Radio Pakistan quoted Foreign Office spokesman Nafees Zakaria saying during his weekly media briefing that the government was assessing "India's activities" within the framework of the water sharing agreement between the two countries.
Zakaria said the treaty didn't allow unilateral abrogation of the agreement and "Pakistan is keeping an eye on the evolving situation and would follow its strategy in case of any violation".
"There is an arbitration mechanism to resolve the dispute regarding implementation of the treaty and many IWT disputes were resolved amicably in the past," the state-run radio quoted Zakaria as saying. "Pakistan is pursuing the policy of peaceful neighbourhood."
The IWT was signed in 1960 to allocate the three eastern rivers of the Indus basin -- the Ravi, Beas and Sutlej -- to India, while 80 per cent waters of the three western ones -- the Indus, Jhelum and Chenab -- were allotted to Pakistan.
India has recently said it would fully utilise its 20 per cent share of the Indus waters and that the proposed water projects would not be in violation of the treaty. Pakistan has disputed India's contention and sought a World Bank intervention.

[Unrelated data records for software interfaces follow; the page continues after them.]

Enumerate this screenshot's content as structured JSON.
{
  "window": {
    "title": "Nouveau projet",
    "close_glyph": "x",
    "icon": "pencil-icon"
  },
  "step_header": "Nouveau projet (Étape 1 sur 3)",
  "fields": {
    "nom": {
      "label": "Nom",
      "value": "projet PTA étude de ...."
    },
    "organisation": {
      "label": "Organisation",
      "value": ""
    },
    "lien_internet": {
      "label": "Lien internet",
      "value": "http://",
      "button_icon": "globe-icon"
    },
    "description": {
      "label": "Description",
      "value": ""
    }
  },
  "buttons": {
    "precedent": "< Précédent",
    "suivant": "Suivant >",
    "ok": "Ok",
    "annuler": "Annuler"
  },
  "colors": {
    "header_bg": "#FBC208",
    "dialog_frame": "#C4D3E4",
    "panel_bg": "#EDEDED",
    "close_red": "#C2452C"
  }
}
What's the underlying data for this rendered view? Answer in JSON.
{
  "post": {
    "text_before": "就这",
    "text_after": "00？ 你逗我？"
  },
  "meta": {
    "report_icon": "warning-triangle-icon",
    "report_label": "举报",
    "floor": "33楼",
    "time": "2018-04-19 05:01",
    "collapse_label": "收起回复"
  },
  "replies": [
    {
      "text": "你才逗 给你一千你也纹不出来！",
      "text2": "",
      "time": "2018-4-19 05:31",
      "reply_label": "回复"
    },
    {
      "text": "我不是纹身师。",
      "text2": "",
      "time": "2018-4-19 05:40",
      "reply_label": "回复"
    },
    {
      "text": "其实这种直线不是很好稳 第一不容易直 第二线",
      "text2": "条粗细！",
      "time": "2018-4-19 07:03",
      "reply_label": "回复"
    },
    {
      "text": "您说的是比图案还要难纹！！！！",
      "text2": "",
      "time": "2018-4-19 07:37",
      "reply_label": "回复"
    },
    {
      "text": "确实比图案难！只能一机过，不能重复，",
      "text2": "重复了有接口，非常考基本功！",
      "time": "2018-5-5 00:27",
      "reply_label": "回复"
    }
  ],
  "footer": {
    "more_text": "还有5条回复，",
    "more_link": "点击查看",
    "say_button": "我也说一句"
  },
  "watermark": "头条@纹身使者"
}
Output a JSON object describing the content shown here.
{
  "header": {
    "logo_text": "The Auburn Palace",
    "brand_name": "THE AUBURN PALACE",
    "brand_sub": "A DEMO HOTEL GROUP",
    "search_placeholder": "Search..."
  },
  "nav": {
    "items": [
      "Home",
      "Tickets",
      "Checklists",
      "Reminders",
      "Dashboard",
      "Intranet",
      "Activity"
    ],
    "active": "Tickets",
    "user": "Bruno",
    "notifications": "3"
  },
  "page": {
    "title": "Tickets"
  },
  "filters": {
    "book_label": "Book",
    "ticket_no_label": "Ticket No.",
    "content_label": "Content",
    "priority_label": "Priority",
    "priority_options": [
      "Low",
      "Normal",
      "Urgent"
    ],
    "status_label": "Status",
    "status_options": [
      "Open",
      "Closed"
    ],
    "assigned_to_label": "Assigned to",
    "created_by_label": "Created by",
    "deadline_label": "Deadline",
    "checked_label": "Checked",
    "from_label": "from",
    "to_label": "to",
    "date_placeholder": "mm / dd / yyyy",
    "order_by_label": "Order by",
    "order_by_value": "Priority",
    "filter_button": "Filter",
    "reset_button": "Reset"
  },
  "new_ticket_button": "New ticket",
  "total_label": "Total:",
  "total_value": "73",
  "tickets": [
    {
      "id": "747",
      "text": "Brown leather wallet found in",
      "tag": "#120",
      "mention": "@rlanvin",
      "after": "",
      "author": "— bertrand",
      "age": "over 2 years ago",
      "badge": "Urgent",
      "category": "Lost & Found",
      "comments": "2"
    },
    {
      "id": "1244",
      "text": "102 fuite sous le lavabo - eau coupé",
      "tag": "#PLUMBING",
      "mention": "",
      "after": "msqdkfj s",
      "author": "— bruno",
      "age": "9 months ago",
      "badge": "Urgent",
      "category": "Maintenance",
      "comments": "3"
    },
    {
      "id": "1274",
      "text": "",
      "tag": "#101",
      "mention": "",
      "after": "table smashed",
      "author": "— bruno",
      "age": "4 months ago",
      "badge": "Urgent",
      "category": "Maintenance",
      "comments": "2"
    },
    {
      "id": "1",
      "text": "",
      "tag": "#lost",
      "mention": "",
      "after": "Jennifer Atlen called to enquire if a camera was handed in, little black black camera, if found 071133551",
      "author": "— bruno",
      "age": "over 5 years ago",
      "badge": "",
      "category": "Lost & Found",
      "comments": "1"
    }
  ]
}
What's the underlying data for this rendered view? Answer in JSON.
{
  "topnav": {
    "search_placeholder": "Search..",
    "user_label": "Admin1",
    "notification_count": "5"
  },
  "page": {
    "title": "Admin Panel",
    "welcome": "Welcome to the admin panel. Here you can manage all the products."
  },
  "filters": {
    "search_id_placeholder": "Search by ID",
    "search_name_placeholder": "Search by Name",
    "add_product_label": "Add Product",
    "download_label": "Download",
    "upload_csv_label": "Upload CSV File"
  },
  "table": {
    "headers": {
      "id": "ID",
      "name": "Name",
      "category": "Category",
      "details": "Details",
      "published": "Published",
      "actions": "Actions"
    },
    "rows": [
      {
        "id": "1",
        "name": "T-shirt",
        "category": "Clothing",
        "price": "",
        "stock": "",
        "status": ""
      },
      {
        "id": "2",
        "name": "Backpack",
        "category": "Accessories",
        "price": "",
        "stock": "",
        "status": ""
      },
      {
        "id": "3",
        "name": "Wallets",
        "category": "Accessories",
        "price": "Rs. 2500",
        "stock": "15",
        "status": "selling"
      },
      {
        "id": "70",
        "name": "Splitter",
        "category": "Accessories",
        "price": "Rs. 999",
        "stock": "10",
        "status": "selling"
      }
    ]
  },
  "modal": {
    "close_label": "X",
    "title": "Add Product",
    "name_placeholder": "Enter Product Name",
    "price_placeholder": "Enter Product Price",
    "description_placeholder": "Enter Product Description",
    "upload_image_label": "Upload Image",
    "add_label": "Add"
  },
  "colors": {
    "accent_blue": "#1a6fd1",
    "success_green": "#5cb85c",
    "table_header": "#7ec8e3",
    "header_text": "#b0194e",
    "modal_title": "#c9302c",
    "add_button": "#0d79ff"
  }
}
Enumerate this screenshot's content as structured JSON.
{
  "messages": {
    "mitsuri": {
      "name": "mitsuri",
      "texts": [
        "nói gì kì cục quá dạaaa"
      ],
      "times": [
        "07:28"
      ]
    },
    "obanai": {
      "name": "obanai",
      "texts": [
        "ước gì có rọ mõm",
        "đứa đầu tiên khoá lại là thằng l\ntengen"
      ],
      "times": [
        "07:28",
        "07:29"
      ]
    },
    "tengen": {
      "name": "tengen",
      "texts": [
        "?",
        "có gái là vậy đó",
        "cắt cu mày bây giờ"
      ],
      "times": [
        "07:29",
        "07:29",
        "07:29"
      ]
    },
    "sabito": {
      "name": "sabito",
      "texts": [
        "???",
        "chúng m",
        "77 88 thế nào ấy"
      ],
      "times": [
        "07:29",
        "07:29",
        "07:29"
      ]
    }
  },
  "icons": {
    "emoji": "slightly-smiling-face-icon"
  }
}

Zakaria said said the Kashmir dispute was a "bone of contention between Pakistan and India" and urged the international community to "play its role" in resolving the issue.